For more, here is Nina dos Santos.
NINA DOS SANTOS, CNN CORRESPONDENT (voice over): It started with a signature. The Abraham Accords have been a boon for business between Israel
and the UAE. Now, Israeli entrepreneurs like Yariv Cohen hope to see it flourish further at Expo 2020 Dubai, the first global event in the region
since that signature.
YARIV COHEN, CEO, IGNITE POWER: Dubai Expo for me represents the perfect combination of business sustainability and policy.
DOS SANTOS (voice over): Heading up a renewable energy company in Dubai, Cohen is particularly excited about the focus on sustainable technology and
the potential opportunities he can seize upon.

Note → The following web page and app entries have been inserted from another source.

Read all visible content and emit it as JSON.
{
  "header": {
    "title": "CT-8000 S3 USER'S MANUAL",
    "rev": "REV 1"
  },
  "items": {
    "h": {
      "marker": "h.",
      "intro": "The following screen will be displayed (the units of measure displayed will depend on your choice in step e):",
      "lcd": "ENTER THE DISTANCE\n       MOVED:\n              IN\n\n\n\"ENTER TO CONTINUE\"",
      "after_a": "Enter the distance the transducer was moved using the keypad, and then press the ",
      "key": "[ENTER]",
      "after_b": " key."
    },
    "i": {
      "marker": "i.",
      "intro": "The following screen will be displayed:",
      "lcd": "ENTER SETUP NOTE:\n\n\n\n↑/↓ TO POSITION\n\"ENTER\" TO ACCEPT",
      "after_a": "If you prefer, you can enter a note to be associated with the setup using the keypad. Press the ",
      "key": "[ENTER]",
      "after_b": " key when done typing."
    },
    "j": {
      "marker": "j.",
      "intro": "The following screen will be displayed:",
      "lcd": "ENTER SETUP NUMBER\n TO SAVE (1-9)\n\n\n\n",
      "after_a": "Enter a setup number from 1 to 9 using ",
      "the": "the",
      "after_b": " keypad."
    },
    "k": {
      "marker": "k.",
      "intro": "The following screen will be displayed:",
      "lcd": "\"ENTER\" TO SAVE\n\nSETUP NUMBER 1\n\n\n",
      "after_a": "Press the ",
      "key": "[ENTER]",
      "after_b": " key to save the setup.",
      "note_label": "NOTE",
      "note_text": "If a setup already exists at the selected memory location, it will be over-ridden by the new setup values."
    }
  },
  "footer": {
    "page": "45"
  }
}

COHEN: This is the right place to be because the theme of the expo is sustainability, which is exactly what we do. We provide solar system on
homes that people that don't have power today, the policymakers in the world will come here. So we're looking for collaboration.
It's not just a networking event. It's a lot more bigger than that for us.
UNIDENTIFIED MALE: Very interesting. What a panoramic view of Jerusalem.
DOS SANTOS (voice over): Once finished, Israel hopes its pavilion, which recreates an old Middle Eastern tent, made up with LED panels will be the
home for partnerships, big announcements and deals.
UNIDENTIFIED MALE: So how are you getting ready for Expo?
COHEN: Oh, there's a lot to do. It will be a major event.
UNIDENTIFIED MALE: Well, hopefully it will be a successful one.
DOS SANTOS (voice over): In July, business between the countries reached $675 million. And for Israeli Ambassador Eitan Na'eh, Expo 2020 Dubai will
be a gateway for more.
EITAN NA'EH, ISRAELI AMBASSADOR THE UAE: We want to show Israel. We want to show our culture. We want to show our innovative spirit.
Cooperating is the way forward.
DOS SANTOS (voice over): That's Israel's mantra, literally.
NA'EH: Towards tomorrow, el hamahal (ph).
DOS SANTOS (voice over): Israel's Chamber of Commerce expects Expo 2020 to boost trade to $1.5 billion, bringing together each country's strengths in
several emerging sectors.
NA'EH: There is a great synergy whether it's agriculture, agro-tech, food security, cyber, artificial intelligence, everything tech -- medi-tech.
DOS SANTOS (voice over): That's music to Cohen's ears.
COHEN: If you have a global ambition, use the Expo as a jumping stone.
DOS SANTOS (voice over): Expo 2020 could cement the marriage of two countries sharing a love of commerce and of tech.
Nina dos Santos, CNN.
CHATTERLEY: And finally on FIRST MOVE, if you can't afford a ticket on a rocket ship to space, here's an alternative back on earth. The Galactic
Star Cruiser is taking bookings. It's actually at Disney's new luxury "Star Wars" Hotel and it does come complete with light saber experiences and
"Star Wars" characters to interact with.
It will open at Disneyworld in Florida next spring and a two-night stay could cost a family as much as $6,000.00. May the force be with you and
your credit card.
That's it for the show. Stay safe.
"Connect the World" with Becky Anderson is next, and I'll see you tomorrow.